It’s the network guy (or gals) job to translate that request into a set of IP addresses that plot a secure, efficient network path that connects the database to the application. A week or so later, the requisite changes are made, and voilà, the application can leverage the LDAP database. Or not, and then the network team needs to re-trace its steps and figure out what the problem is.
The above process, in many organizations, is a loose one, usually conducted via email, and between people who don’t often traverse the same orbit.
Add human error into the equation – a mistyped or incorrectly documented IP address, and you end up with re-dos, which everyone hates because they are time consuming and in complex network environments can be impossible to trouble shoot manually.
Ask any network manager – reducing (if not eliminating) re-do’s is an impressive feat that offers substantial efficiency gains. It’s also worth noting that without automation it is really, really hard to properly risk assess proposed changes. In worst-case scenarios, an insecure network connection becomes apparent after something bad has happened. But why wait for something bad to happen before innovating? Bring security into your next network virtualization initiative at its onset – I promise you, you won’t be sorry.
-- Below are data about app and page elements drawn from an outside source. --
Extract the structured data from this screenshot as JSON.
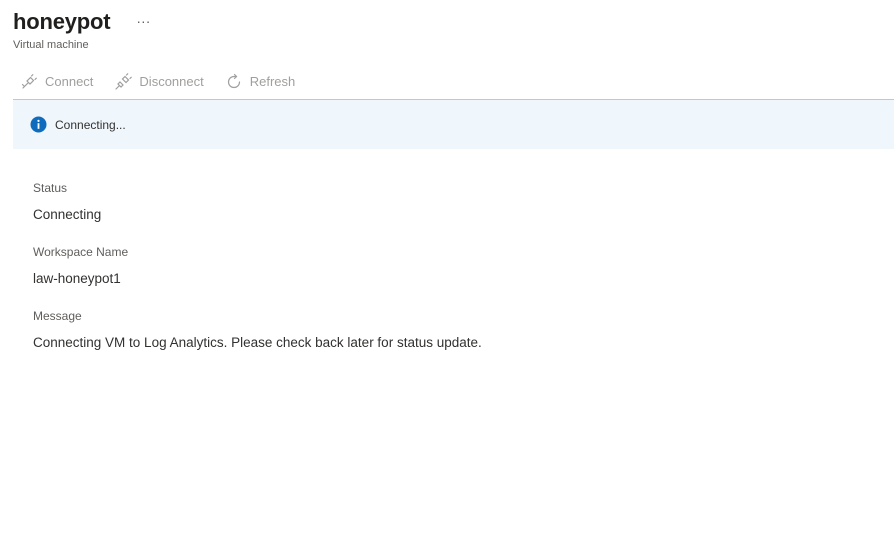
{
  "header": {
    "title": "honeypot",
    "more_label": "···",
    "subtitle": "Virtual machine"
  },
  "toolbar": {
    "connect_label": "Connect",
    "disconnect_label": "Disconnect",
    "refresh_label": "Refresh",
    "disabled_color": "#a19f9d"
  },
  "banner": {
    "text": "Connecting...",
    "icon": "info-icon",
    "icon_color": "#0f6cbd",
    "background": "#eff6fc"
  },
  "details": {
    "status_label": "Status",
    "status_value": "Connecting",
    "workspace_label": "Workspace Name",
    "workspace_value": "law-honeypot1",
    "message_label": "Message",
    "message_value": "Connecting VM to Log Analytics. Please check back later for status update."
  }
}
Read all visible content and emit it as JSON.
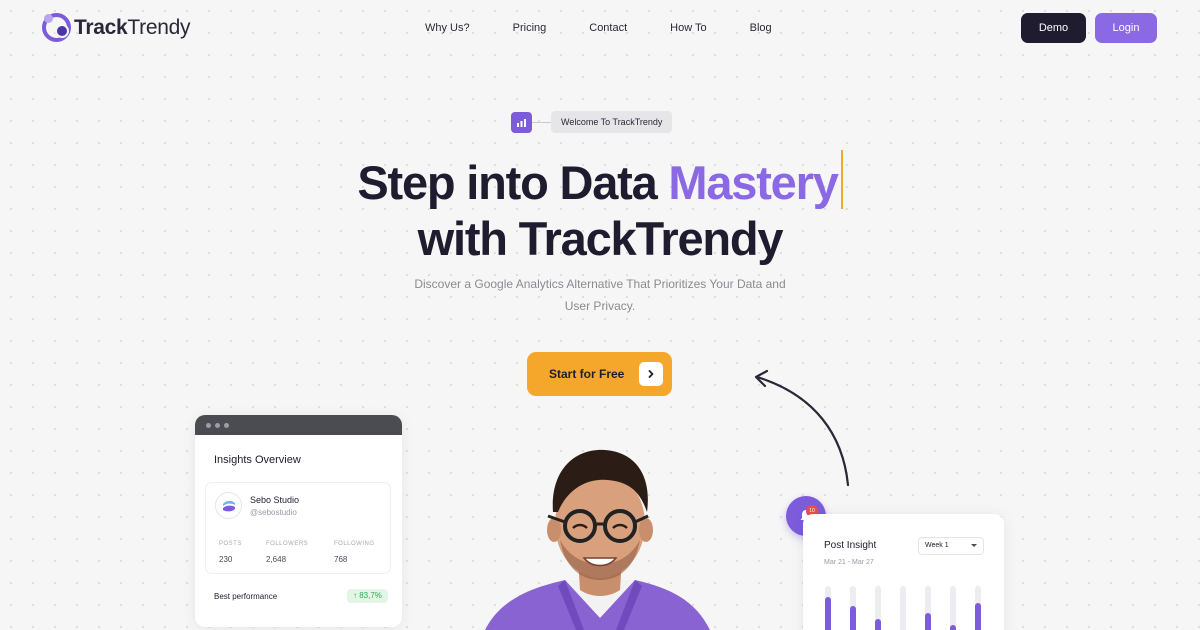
{
  "brand": {
    "name_bold": "Track",
    "name_light": "Trendy"
  },
  "nav": {
    "links": [
      "Why Us?",
      "Pricing",
      "Contact",
      "How To",
      "Blog"
    ],
    "demo_label": "Demo",
    "login_label": "Login"
  },
  "hero": {
    "welcome": "Welcome To TrackTrendy",
    "title_line1_prefix": "Step into Data ",
    "title_line1_accent": "Mastery",
    "title_line2": "with TrackTrendy",
    "subtitle_line1": "Discover a Google Analytics Alternative That Prioritizes Your Data and",
    "subtitle_line2": "User Privacy.",
    "cta_label": "Start for Free"
  },
  "insights_card": {
    "title": "Insights Overview",
    "profile_name": "Sebo Studio",
    "profile_handle": "@sebostudio",
    "stats": [
      {
        "label": "POSTS",
        "value": "230"
      },
      {
        "label": "FOLLOWERS",
        "value": "2,648"
      },
      {
        "label": "FOLLOWING",
        "value": "768"
      }
    ],
    "best_label": "Best performance",
    "best_value": "↑ 83,7%"
  },
  "post_insight": {
    "notification_count": "10",
    "title": "Post Insight",
    "date_range": "Mar 21 - Mar 27",
    "week_select": "Week 1",
    "bars": [
      0.75,
      0.55,
      0.25,
      0.0,
      0.38,
      0.12,
      0.62
    ]
  },
  "colors": {
    "accent_purple": "#8b68e4",
    "cta_orange": "#f5a72c",
    "dark": "#1e1c2e"
  }
}
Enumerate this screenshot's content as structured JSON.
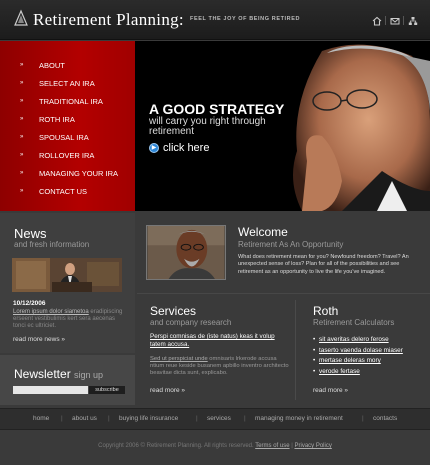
{
  "header": {
    "title": "Retirement Planning:",
    "tagline": "FEEL THE JOY OF BEING RETIRED",
    "icons": [
      "home-icon",
      "mail-icon",
      "sitemap-icon"
    ]
  },
  "nav": {
    "items": [
      {
        "label": "ABOUT"
      },
      {
        "label": "SELECT AN IRA"
      },
      {
        "label": "TRADITIONAL IRA"
      },
      {
        "label": "ROTH IRA"
      },
      {
        "label": "SPOUSAL IRA"
      },
      {
        "label": "ROLLOVER IRA"
      },
      {
        "label": "MANAGING YOUR IRA"
      },
      {
        "label": "CONTACT US"
      }
    ],
    "bullet": "»"
  },
  "hero": {
    "headline": "A GOOD STRATEGY",
    "subtitle": "will carry you right through retirement",
    "cta_label": "click here"
  },
  "news": {
    "title": "News",
    "subtitle": "and fresh information",
    "date": "10/12/2006",
    "lead": "Lorem ipsum dolor siametoa",
    "text": "eradipiscing erseent vestibulimis kert sera aecenas tonci ec ultriciet.",
    "more": "read more news »"
  },
  "newsletter": {
    "title": "Newsletter",
    "title_suffix": "sign up",
    "input_value": "",
    "button": "subscribe"
  },
  "welcome": {
    "title": "Welcome",
    "subtitle": "Retirement As An Opportunity",
    "text": "What does retirement mean for you? Newfound freedom? Travel? An unexpected sense of loss? Plan for all of the possibilities and see retirement as an opportunity to live the life you've imagined."
  },
  "services": {
    "title": "Services",
    "subtitle": "and company research",
    "lead": "Perspi comnisas de (iste natus) keas it volup tatem accusa.",
    "text_lead": "Sed ut perspiciat unde",
    "text": " omnisaris lrkerode accusa ntium reue keside busanem apbillo inventro architecto beavitae dicta sunt, explicabo.",
    "more": "read more »"
  },
  "roth": {
    "title": "Roth",
    "subtitle": "Retirement Calculators",
    "links": [
      "sit averitas delero ferose",
      "taserto vaenda dolase miaser",
      "mertase deleras mory",
      "verode fertase"
    ],
    "more": "read more »"
  },
  "footer": {
    "nav": [
      "home",
      "about us",
      "buying life insurance",
      "services",
      "managing money in retirement",
      "contacts"
    ],
    "copyright": "Copyright 2006 © Retirement Planning. All rights reserved.",
    "terms": "Terms of use",
    "privacy": "Privacy Policy",
    "sep": "|"
  },
  "colors": {
    "nav_red": "#b30000",
    "background": "#3a3a3a",
    "accent_blue": "#2d87d6"
  }
}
DevOps folks are likely familiar with the idea of abstraction, but it is still a relatively new concept in network security circles. When applied to network change management, Abstraction separates business logic from the technology underpinnings of network infrastructure, and allows Operations teams to translate higher-level application language into terms they can use to enable underlying network services. In scenarios like the above, the ability to automate this process can not only deliver huge efficiencies and create a much more collaborative dynamic between application, network and security teams.
Hopefully, these examples build the case for how Security Policy Orchestration can be leveraged to deliver some quick wins. Of course, organizations that commit to deeper and wider change reap greater benefits. However, as my Co-founder, Tufin CEO Ruvi Kitov likes to say, you have to crawl before you walk, and walk before you run. So in my next post, I’m going to explore why security people are so weary of automation, and how to get around that, in hopes that Security, Dev and Ops teams can all walk together.